STAGE 4. Selecting the theoretical approach

What steps should be completed?

Step 1: Select the theoretical approach or approaches on which the intervention will be based


It is advisable to take into account the following when selecting a theoretical model (approach):

1. The nature of the problem in which you plan to intervene. Each drug problem determines the most appropriate type of action to implement; preventive, risk reduction, treatment, harm reduction or social inclusion. It is useful to review the theoretical models (approaches) according to the type of intervention that is going to be carried out.

2. The population needs detected. It is advisable to review the needs detected in the intervention’s target population to identify the factors that should be changed. For example, the variables that should be worked on in an intervention aimed at the general population will be different from those that would be covered by an intervention with at-risk subgroups or with a population of drug users. Individual and group interventions also involve different models (approaches) from community interventions.

3. The target population. It is important to understand the characteristics of the target population (socioeconomic status, living conditions, lifestyles, age, etc.) to choose a good theoretical approach. There are theoretical models (approaches) whose determinants may make them more appropriate to work on interventions directed at specific populations (selective or indicated) than to the universal population, as would be the case of the risk reduction model (approach).

4. The objectives that have been defined in the intervention. The different theoretical approaches point out some ideas to achieve changes in the population concerned; therefore, depending on the changes you wish to achieve, some approaches will be more suitable than others.

5. The area where the intervention is planned. The effectiveness of the different theoretical approaches has been explored in specific areas of action. It is advisable to review the available approaches according to where they are implemented: school, family, work, etc.

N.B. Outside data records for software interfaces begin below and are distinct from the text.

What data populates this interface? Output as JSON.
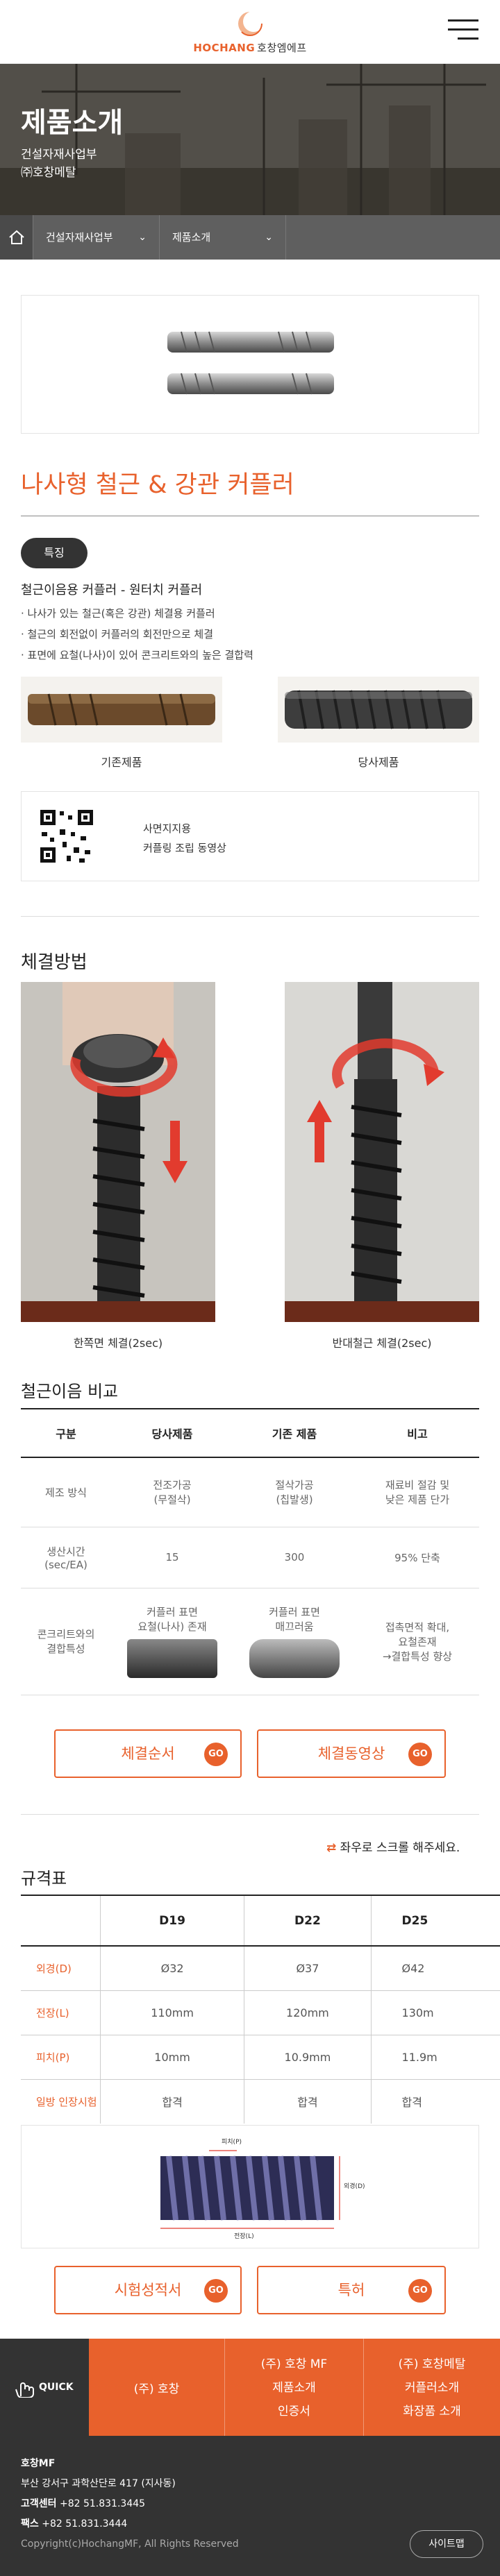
{
  "header": {
    "logo_text": "HOCHANG",
    "logo_sub": "호창엠에프",
    "menu_icon": "hamburger-icon"
  },
  "hero": {
    "title": "제품소개",
    "line1": "건설자재사업부",
    "line2": "㈜호창메탈"
  },
  "breadcrumb": {
    "home_icon": "home-icon",
    "sel1": "건설자재사업부",
    "sel2": "제품소개"
  },
  "product": {
    "title": "나사형 철근 & 강관 커플러",
    "badge": "특징",
    "heading": "철근이음용 커플러 - 원터치 커플러",
    "features": [
      "· 나사가 있는 철근(혹은 강관) 체결용 커플러",
      "· 철근의 회전없이 커플러의 회전만으로 체결",
      "· 표면에 요철(나사)이 있어 콘크리트와의 높은 결합력"
    ],
    "img_left_caption": "기존제품",
    "img_right_caption": "당사제품"
  },
  "qr": {
    "line1": "사면지지용",
    "line2": "커플링 조립 동영상"
  },
  "fastening": {
    "title": "체결방법",
    "left_caption": "한쪽면 체결(2sec)",
    "right_caption": "반대철근 체결(2sec)"
  },
  "compare": {
    "title": "철근이음 비교",
    "headers": [
      "구분",
      "당사제품",
      "기존 제품",
      "비고"
    ],
    "rows": [
      [
        "제조 방식",
        "전조가공\n(무절삭)",
        "절삭가공\n(칩발생)",
        "재료비 절감 및\n낮은 제품 단가"
      ],
      [
        "생산시간\n(sec/EA)",
        "15",
        "300",
        "95% 단축"
      ],
      [
        "콘크리트와의\n결합특성",
        "커플러 표면\n요철(나사) 존재",
        "커플러 표면\n매끄러움",
        "접촉면적 확대,\n요철존재\n→결합특성 향상"
      ]
    ]
  },
  "buttons": {
    "b1": "체결순서",
    "b2": "체결동영상",
    "b3": "시험성적서",
    "b4": "특허",
    "go": "GO"
  },
  "spec": {
    "scroll_hint": "좌우로 스크롤 해주세요.",
    "title": "규격표",
    "cols": [
      "D19",
      "D22",
      "D25"
    ],
    "rows": [
      {
        "label": "외경(D)",
        "values": [
          "Ø32",
          "Ø37",
          "Ø42"
        ]
      },
      {
        "label": "전장(L)",
        "values": [
          "110mm",
          "120mm",
          "130m"
        ]
      },
      {
        "label": "피치(P)",
        "values": [
          "10mm",
          "10.9mm",
          "11.9m"
        ]
      },
      {
        "label": "일방 인장시험",
        "values": [
          "합격",
          "합격",
          "합격"
        ]
      }
    ],
    "diagram": {
      "pitch": "피치(P)",
      "od": "외경(D)",
      "len": "전장(L)"
    }
  },
  "quick": {
    "label": "QUICK",
    "col1": "(주) 호창",
    "col2_title": "(주) 호창 MF",
    "col2_items": [
      "제품소개",
      "인증서"
    ],
    "col3_title": "(주) 호창메탈",
    "col3_items": [
      "커플러소개",
      "화장품 소개"
    ]
  },
  "footer": {
    "company": "호창MF",
    "address": "부산 강서구 과학산단로 417 (지사동)",
    "tel_label": "고객센터",
    "tel": "+82 51.831.3445",
    "fax_label": "팩스",
    "fax": "+82 51.831.3444",
    "copy": "Copyright(c)HochangMF, All Rights Reserved",
    "sitemap": "사이트맵"
  },
  "colors": {
    "accent": "#e8612c",
    "dark": "#333333"
  }
}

6. The empirical evidence available for each theoretical approach. The evidence for each model (approach) offers information about the ability of certain strategies to achieve change. Reviewing the concurrence between the practical implications offered by the different theoretical approaches and the actions planned in your intervention can help you decide which approach is most appropriate for your intervention. This will also enable you to justify the actions you will define in the action plan (Stage 5 of One Step@a Time).